Whoa, hi there. Sorry for the slow post. I've been cheek-surfing my swivel chair ever since returning from Mt. Whitney in the High Sierra ("pics at 9"). Total deadline catch-up mania as only a freelance media slave can understand. I just shook the dog off my ankle briefly to follow-up on a recent post (Late September Digestation).
It seems as if Michael Raster, the 43-year-old German soloistwho was overdue from his 40-day thru-hike of the remote Muskwa-Kechika region in the Canadian Rockies...did not make it. Raster began his hike on August 1st. Searchers began looking for him on September 12th. Last week, September 24th, different parties of autumn hunters reported finding a dry bag containing Raster's wallet, maps and passport along the Gataga River, and his waterlogged backpack on a sandbank along the Kechika River, 56 miles downstream.
A diary in the backpack leads authorities to suspect that Raster died during or after a high-water crossing of the South Gataga (an upstream fork) on August 9th. If so, he'd traveled a third of his planned 250-km distance in a week, and was moving twice the speed his time frame required.

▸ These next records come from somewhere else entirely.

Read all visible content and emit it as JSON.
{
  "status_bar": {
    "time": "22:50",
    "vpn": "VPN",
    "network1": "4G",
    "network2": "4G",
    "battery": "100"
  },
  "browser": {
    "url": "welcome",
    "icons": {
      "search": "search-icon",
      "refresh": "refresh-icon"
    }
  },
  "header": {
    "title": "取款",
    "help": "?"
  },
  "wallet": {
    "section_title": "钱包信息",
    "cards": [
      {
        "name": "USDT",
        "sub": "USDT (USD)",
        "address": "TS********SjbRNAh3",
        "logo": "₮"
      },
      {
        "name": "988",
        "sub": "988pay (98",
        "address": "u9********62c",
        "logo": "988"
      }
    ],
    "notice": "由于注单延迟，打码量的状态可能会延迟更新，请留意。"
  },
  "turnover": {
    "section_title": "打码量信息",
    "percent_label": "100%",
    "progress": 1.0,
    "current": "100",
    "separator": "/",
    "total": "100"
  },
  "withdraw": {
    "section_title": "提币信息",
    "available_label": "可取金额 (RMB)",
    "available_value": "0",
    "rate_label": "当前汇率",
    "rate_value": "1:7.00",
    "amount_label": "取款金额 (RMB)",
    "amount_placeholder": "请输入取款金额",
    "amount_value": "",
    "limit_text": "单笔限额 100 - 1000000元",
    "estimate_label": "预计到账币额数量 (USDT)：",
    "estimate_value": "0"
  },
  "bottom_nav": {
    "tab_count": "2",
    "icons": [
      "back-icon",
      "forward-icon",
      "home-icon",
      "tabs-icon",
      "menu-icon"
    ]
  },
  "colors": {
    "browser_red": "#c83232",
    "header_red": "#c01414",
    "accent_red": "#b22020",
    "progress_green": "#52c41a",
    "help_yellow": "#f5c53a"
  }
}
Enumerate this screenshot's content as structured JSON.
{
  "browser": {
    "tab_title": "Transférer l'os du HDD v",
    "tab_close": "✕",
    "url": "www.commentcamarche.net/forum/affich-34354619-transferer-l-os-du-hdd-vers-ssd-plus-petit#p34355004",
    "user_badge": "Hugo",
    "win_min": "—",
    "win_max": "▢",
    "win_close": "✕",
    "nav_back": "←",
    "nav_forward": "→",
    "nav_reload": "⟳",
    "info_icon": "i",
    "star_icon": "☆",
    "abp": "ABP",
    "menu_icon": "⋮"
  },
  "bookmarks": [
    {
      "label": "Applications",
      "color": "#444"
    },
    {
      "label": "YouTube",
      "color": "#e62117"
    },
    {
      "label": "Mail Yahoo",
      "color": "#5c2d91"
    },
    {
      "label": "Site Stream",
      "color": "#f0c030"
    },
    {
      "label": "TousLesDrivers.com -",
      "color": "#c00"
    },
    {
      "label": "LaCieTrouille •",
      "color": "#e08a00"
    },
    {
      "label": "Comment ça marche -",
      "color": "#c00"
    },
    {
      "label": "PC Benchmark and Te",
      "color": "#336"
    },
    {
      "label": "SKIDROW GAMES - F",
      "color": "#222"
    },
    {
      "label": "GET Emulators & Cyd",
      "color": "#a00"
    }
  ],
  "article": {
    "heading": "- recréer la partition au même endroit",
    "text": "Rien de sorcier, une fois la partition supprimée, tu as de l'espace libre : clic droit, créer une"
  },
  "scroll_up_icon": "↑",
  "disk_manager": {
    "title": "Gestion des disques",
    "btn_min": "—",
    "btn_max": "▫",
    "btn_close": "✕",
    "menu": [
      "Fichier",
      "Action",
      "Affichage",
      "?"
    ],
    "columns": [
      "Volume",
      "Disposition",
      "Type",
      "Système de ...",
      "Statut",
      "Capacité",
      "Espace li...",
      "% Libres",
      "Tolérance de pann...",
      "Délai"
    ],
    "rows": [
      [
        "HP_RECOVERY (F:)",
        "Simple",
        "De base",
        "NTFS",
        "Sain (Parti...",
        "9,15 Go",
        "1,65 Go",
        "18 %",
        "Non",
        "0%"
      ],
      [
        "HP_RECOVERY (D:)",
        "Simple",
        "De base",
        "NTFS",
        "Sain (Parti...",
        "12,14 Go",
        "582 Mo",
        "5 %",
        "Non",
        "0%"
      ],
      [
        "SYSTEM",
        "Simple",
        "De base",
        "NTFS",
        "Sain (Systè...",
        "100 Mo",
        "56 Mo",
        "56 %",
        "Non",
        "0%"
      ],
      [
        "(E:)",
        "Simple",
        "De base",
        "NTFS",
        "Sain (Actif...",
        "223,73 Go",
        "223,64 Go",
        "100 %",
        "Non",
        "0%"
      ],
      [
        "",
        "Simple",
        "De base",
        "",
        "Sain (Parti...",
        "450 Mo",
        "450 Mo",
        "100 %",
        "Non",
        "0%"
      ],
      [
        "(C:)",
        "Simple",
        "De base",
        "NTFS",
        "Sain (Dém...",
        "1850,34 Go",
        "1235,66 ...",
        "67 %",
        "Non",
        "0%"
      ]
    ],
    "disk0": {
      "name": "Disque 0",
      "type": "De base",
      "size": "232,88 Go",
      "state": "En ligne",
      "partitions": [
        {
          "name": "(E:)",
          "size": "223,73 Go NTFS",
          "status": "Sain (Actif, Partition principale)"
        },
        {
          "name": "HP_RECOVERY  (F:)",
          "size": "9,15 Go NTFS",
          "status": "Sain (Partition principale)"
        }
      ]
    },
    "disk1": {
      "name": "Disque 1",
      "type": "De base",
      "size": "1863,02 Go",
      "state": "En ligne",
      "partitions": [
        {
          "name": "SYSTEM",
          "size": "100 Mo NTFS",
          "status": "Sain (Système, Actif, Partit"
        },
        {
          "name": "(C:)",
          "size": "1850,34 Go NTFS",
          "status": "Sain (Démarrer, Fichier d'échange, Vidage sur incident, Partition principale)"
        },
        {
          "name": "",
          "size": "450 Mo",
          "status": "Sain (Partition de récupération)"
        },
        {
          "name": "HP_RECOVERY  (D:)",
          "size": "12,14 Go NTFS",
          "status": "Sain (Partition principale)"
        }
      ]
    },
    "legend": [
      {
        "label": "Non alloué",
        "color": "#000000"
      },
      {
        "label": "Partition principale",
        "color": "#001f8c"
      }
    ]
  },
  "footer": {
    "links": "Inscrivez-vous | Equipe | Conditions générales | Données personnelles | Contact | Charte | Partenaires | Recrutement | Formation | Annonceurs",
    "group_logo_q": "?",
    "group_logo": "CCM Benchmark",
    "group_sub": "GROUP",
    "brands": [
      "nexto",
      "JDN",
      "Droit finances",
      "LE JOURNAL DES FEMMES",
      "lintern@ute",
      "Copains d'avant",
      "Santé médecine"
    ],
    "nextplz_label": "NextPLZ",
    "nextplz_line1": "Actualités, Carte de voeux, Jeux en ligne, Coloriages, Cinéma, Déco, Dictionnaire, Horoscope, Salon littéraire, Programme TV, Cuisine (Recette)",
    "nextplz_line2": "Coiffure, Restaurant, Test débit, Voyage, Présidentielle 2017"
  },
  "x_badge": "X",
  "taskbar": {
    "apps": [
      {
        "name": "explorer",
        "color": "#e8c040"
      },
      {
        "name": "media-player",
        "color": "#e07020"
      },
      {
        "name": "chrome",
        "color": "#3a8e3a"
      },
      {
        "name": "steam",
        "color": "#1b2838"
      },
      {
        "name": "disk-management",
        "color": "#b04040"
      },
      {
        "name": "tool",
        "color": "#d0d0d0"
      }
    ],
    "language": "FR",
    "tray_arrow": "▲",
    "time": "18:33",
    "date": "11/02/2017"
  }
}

He was golden. However, both rivers would have been higher in early August than last week when Raster's possessions were discovered. His body has not been found, but if alive, Raster has gone more than 50 days without gear or searcher contact.
Since searchers also found a partially destroyed log raft (not a rare sight on northern rivers) they suspect Raster may have used it to try crossing the South Gataga and Gataga near their confluence.
Readers contemplating northern adventures - which often involve such crossings - should know that log rafts are impossible to maneuver in all but very calm water. Trust me, I've already lab-hamstered this out, and it is ugggg-leeee. They usually get stuck in the fast main current due to their low float, lumbering weight and high drag. You can't ferry them cross-current to avoid obstacles, or force them into an eddy for landings. Without real oars, you might as well ride Dr. Strangelove's bomb. Swimming a bike-pumped inner tube of gear, kickboard fashion, is usually a better option, despite the pack weight and Aquaman pucker factor.
Other primary fording options should always include waiting for lower water, or searching stubbornly for a better place to cross, especially if you're running ahead of schedule. And then there is turning around and retracing your steps home. Big swift-water swims are riskly, athletic affairs where the action comes fast, strong and final. But most facts of Michael Raster's mishap are unknown. I'm very sorry he didn't make it. Raster had a grand plan, and up until August 9th it was lookin' good.
Hike safe -- Steve Howe
P.S. It's not survival, but I gotta give a twisted nod for attitude to the Seattle armored car robber who gassed the guards down with bear deterrent capsicum spray, grabbed the cash, and escaped by jumping into the Skykomish River with an innertube and floating off - successfully. What's even more twisted is that I can imagine half my Northwest friends doing this. Must be all those triple-shot latte's.